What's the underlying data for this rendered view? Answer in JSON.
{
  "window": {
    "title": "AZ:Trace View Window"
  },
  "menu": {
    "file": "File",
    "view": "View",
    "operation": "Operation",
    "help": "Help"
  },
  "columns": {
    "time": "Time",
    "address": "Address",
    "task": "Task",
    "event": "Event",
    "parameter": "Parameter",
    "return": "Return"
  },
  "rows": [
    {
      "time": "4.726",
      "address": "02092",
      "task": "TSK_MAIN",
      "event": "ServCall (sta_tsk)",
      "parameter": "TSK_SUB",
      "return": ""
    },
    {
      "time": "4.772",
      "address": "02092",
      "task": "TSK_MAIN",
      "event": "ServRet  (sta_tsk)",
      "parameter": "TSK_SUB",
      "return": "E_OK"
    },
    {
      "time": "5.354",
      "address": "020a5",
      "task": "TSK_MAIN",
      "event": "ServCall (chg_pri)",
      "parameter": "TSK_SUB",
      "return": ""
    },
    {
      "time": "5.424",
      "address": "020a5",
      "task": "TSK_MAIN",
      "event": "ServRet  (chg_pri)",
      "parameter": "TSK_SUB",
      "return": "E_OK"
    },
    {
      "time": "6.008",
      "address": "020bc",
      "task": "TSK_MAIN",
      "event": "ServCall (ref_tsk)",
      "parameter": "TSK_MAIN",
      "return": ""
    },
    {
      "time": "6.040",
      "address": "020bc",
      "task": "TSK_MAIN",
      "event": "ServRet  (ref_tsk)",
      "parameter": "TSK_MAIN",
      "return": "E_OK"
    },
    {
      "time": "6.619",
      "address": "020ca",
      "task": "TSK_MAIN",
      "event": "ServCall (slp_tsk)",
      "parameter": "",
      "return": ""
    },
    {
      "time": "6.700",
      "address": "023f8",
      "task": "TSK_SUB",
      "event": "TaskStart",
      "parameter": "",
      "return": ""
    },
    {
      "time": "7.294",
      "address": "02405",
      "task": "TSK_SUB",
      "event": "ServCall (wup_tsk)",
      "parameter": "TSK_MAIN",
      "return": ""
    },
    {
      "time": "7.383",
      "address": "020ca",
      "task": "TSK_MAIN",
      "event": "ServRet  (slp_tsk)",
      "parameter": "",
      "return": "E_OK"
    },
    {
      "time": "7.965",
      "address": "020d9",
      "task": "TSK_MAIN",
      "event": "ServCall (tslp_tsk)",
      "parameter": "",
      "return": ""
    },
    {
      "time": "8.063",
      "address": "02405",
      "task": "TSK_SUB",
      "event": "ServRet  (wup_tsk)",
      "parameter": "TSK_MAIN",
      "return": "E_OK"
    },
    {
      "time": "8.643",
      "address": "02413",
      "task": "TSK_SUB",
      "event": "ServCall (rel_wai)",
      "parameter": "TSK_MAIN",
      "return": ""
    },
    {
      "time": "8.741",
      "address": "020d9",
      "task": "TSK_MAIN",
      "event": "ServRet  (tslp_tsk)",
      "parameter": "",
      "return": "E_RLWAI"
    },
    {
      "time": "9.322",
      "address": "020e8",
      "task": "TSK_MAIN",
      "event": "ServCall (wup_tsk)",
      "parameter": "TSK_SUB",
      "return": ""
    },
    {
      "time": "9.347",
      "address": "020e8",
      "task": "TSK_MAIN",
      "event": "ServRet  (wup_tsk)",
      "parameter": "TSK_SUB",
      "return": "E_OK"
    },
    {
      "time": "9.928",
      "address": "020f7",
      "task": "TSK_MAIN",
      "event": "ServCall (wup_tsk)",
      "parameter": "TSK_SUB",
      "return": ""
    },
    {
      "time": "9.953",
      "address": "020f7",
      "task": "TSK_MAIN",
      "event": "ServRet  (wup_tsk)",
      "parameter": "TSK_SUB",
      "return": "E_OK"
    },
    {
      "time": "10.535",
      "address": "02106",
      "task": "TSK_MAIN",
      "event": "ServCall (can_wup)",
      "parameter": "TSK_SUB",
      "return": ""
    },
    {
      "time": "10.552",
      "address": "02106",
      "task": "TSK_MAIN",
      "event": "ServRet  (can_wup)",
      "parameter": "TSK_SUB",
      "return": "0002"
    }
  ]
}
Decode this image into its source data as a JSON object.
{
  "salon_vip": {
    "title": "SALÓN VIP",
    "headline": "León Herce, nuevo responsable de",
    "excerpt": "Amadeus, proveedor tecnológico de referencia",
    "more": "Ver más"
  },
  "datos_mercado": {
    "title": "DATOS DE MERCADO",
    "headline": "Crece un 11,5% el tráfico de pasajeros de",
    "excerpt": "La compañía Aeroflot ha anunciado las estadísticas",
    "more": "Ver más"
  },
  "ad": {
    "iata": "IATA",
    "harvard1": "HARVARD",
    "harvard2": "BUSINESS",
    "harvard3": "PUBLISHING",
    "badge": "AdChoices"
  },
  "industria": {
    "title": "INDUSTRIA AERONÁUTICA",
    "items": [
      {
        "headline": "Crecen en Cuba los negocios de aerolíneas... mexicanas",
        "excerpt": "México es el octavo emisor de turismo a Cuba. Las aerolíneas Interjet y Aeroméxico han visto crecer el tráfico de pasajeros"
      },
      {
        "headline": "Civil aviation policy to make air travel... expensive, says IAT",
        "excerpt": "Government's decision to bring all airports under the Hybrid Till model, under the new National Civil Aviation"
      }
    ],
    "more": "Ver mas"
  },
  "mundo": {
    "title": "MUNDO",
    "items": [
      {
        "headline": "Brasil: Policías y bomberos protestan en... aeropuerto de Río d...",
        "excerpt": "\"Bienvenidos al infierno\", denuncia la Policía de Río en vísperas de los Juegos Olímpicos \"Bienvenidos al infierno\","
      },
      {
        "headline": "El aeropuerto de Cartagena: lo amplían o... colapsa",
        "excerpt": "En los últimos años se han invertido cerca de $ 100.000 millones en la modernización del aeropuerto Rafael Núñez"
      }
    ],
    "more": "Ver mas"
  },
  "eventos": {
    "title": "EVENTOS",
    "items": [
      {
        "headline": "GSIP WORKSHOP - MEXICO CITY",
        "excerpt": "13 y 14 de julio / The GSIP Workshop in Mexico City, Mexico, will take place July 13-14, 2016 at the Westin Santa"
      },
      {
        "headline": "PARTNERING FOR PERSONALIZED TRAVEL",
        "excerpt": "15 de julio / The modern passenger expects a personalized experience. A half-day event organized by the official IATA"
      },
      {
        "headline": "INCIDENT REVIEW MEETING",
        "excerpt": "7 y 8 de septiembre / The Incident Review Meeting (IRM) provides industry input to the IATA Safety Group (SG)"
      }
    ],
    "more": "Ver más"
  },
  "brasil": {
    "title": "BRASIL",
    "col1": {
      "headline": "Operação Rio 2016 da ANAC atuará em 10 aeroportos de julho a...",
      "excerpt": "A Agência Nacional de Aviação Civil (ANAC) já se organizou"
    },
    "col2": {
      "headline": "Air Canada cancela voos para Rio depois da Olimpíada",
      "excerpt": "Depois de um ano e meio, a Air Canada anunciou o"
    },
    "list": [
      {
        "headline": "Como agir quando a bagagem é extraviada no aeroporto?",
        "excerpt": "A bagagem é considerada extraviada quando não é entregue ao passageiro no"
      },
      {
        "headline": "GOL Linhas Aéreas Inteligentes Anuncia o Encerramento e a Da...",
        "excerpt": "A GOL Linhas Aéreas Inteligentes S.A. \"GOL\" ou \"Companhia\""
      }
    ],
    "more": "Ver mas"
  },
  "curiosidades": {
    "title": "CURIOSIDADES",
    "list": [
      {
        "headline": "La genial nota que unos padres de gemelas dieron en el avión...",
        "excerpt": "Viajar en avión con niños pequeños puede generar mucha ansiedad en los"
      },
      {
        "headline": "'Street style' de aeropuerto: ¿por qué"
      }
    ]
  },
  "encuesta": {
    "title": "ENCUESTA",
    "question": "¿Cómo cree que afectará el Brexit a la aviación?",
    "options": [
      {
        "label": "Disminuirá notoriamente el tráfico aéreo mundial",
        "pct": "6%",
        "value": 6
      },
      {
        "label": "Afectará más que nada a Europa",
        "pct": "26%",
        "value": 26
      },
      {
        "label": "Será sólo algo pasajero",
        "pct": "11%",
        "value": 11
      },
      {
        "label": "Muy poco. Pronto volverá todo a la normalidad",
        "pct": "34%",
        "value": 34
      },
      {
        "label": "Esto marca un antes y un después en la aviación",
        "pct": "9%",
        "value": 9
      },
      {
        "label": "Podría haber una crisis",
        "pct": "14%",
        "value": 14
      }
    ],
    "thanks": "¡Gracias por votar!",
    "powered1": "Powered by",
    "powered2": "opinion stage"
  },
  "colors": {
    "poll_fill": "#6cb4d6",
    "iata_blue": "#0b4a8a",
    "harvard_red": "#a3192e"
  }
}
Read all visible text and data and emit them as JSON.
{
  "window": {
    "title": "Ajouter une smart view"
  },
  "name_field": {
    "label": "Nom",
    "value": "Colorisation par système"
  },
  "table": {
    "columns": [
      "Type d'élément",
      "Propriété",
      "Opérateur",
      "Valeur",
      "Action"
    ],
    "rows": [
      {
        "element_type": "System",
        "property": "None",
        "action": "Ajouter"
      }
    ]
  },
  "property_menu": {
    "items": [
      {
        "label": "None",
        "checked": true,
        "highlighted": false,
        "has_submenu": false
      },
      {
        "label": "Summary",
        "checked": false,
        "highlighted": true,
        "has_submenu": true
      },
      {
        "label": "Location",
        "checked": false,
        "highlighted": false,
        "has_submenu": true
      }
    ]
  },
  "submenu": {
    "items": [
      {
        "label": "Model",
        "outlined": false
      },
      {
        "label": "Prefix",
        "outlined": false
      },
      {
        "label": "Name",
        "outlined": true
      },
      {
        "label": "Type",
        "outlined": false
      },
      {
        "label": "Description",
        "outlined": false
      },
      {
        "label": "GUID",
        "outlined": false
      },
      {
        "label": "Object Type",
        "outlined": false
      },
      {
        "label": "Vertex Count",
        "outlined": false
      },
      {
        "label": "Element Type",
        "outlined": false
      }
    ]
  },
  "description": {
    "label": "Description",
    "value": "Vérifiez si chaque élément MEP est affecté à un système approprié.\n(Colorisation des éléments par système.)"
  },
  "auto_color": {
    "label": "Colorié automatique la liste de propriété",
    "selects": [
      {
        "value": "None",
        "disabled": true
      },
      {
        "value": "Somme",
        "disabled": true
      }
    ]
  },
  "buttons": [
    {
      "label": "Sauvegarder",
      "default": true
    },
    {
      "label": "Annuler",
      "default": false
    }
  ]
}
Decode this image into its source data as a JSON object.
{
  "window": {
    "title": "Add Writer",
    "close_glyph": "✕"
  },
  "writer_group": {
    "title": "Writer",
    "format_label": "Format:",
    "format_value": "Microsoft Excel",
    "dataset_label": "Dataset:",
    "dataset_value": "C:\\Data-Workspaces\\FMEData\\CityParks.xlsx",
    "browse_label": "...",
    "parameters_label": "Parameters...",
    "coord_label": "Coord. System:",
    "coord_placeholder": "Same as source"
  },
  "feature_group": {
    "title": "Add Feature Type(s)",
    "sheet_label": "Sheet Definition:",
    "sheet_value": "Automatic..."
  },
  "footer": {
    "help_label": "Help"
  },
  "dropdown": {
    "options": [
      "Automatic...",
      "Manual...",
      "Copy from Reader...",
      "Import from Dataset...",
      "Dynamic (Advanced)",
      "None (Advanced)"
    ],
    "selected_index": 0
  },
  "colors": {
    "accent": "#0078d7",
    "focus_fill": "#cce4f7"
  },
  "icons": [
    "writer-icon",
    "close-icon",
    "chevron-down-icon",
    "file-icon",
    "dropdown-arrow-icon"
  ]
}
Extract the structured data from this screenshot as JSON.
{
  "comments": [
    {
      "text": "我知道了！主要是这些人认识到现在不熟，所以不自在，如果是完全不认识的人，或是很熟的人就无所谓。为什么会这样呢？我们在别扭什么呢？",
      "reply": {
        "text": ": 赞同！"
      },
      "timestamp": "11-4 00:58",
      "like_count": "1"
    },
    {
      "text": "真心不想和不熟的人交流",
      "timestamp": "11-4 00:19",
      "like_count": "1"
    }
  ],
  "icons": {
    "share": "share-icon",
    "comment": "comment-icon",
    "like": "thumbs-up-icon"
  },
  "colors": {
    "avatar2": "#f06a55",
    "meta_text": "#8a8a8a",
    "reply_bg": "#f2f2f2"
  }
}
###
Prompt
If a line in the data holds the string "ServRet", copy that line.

Your solution
      "event": "ServRet  (sta_tsk)",
      "event": "ServRet  (chg_pri)",
      "event": "ServRet  (ref_tsk)",
      "event": "ServRet  (slp_tsk)",
      "event": "ServRet  (wup_tsk)",
      "event": "ServRet  (tslp_tsk)",
      "event": "ServRet  (wup_tsk)",
      "event": "ServRet  (wup_tsk)",
      "event": "ServRet  (can_wup)",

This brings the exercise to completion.